Another great enthusiast in deciphering the mysteries of Huntington’s disease is Manisha Yadav. Manisha is a 4th-year Ph.D. candidate at the SGC-Toronto, working under the guidance of Dr. Cheryl H. Arrowsmith. As part of her graduate studies, she is investigating the interaction of the Huntingtin protein with nucleic acids.
“Although the structure of HTT with its interacting partner HAP40 has been resolved, the functions of both wild-type and mutant HTT, and the mechanisms by which mutant huntingtin leads to neuronal cell death, remain incompletely understood”, she explains. “We know HTT protein is implicated in nucleic acid-mediated processes, regulating transcription and translation, but evidence for their direct interaction is limited.”
Working in a field that has remained unexplored presents both challenges and excitement. As Manisha highlights, it’s a learning journey that offers her the opportunity to get familiarized with different techniques. “I am bringing together novel findings obtained from my research/experiments to unveil the functional and structural intricacies of HTT in Huntington’s disease. Currently, I am undergoing training in cryo-EM to unravel the complexities of HTT-RNA complexes, adding an additional layer of depth to our exploration.”
Research staff as the bedrock of SGC.
The career journey of Dr. Magdalena Szewczyk Illustrates the opportunities for growth and development the SGC offers not only to the trainees but also to the research staff. These individuals are recognized as the foundational pillars of SGC, pivotal to its success across its research sites.
Magda developed a profound love for biology from an early age.
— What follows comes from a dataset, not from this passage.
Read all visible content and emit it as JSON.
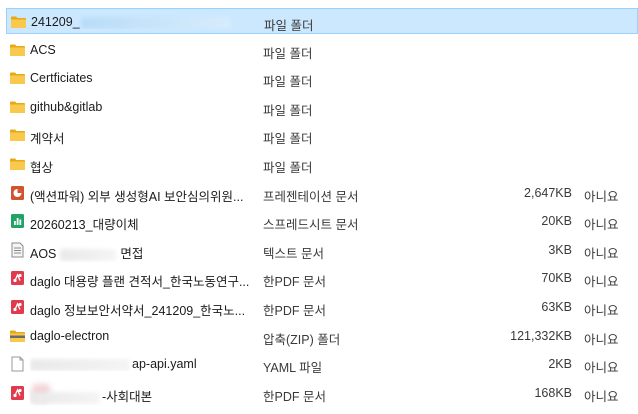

Growing up with one of the experts who created and developed criminology practices in Poland, she also became fascinated with criminology. “Looking up to my father and his career, I decided to combine these two passions and become a forensic scientist.”, she shares. “However, during my studies in Poland and Canada, I realized my real passion is molecular biology, which is a hotbed of groundbreaking discoveries and advancements.”
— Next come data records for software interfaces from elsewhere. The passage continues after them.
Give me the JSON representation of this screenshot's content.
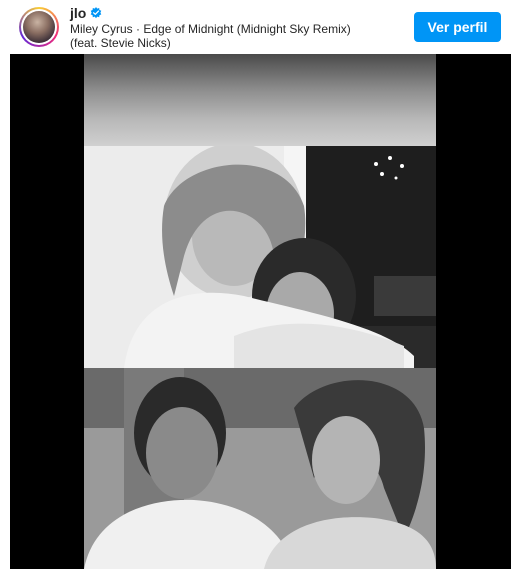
{
  "header": {
    "username": "jlo",
    "verified": true,
    "song": "Miley Cyrus · Edge of Midnight (Midnight Sky Remix) (feat. Stevie Nicks)",
    "cta_label": "Ver perfil"
  },
  "colors": {
    "accent": "#0095f6",
    "text": "#262626",
    "media_background": "#000000"
  },
  "icons": {
    "verified": "verified-badge-icon"
  },
  "media": {
    "type": "photo-collage",
    "panels": [
      "photo-1",
      "photo-2",
      "photo-3"
    ]
  }
}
Magda is a Senior Research Associate in the Cell Biology group at the SGC-Toronto, where she mostly focuses on proteins regulating the ubiquitin system epigenetic mechanisms. “I am responsible for the development of cellular assays to test the target engagement of compounds in cells as well as compound cellular characterization and functional target investigation.”
These stories reflect the individual achievements and the role of SGC in cultivating an environment where women can excel in STEM. But it’s only the beginning!
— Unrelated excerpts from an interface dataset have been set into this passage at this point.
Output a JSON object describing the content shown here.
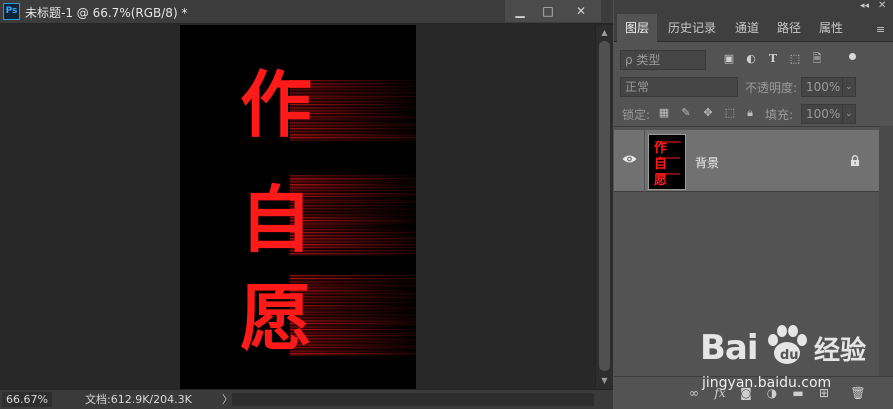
{
  "document": {
    "app_logo": "Ps",
    "title": "未标题-1 @ 66.7%(RGB/8) *",
    "window_buttons": {
      "minimize": "▁",
      "maximize": "□",
      "close": "✕"
    },
    "status": {
      "zoom": "66.67%",
      "doc_info": "文档:612.9K/204.3K",
      "arrow": "〉"
    },
    "canvas_text": [
      "作",
      "自",
      "愿"
    ]
  },
  "panel": {
    "tabs": [
      "图层",
      "历史记录",
      "通道",
      "路径",
      "属性"
    ],
    "active_tab": "图层",
    "filter": {
      "placeholder": "ρ 类型",
      "icons": [
        "image-icon",
        "adjustment-icon",
        "type-icon",
        "shape-icon",
        "smart-object-icon"
      ]
    },
    "blend_mode": "正常",
    "opacity_label": "不透明度:",
    "opacity_value": "100%",
    "lock_label": "锁定:",
    "lock_icons": [
      "lock-pixels-icon",
      "lock-brush-icon",
      "lock-move-icon",
      "lock-artboard-icon",
      "lock-all-icon"
    ],
    "fill_label": "填充:",
    "fill_value": "100%",
    "layers": [
      {
        "name": "背景",
        "visible": true,
        "locked": true
      }
    ],
    "bottom_icons": [
      "link-icon",
      "fx-icon",
      "mask-icon",
      "adjustment-layer-icon",
      "group-icon",
      "new-layer-icon",
      "trash-icon"
    ]
  },
  "watermark": {
    "brand": "Bai",
    "brand2": "经验",
    "url": "jingyan.baidu.com"
  },
  "colors": {
    "glyph": "#ff1a1a",
    "canvas_bg": "#000000",
    "ps_blue": "#31a8ff"
  }
}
Stay tuned for our upcoming feature, where we delve deeper into the experiences of these remarkable scientists, exploring their insights on the challenges faced by women in academia, the role of mentorship in their career trajectory, and how SGC supports women in STEM.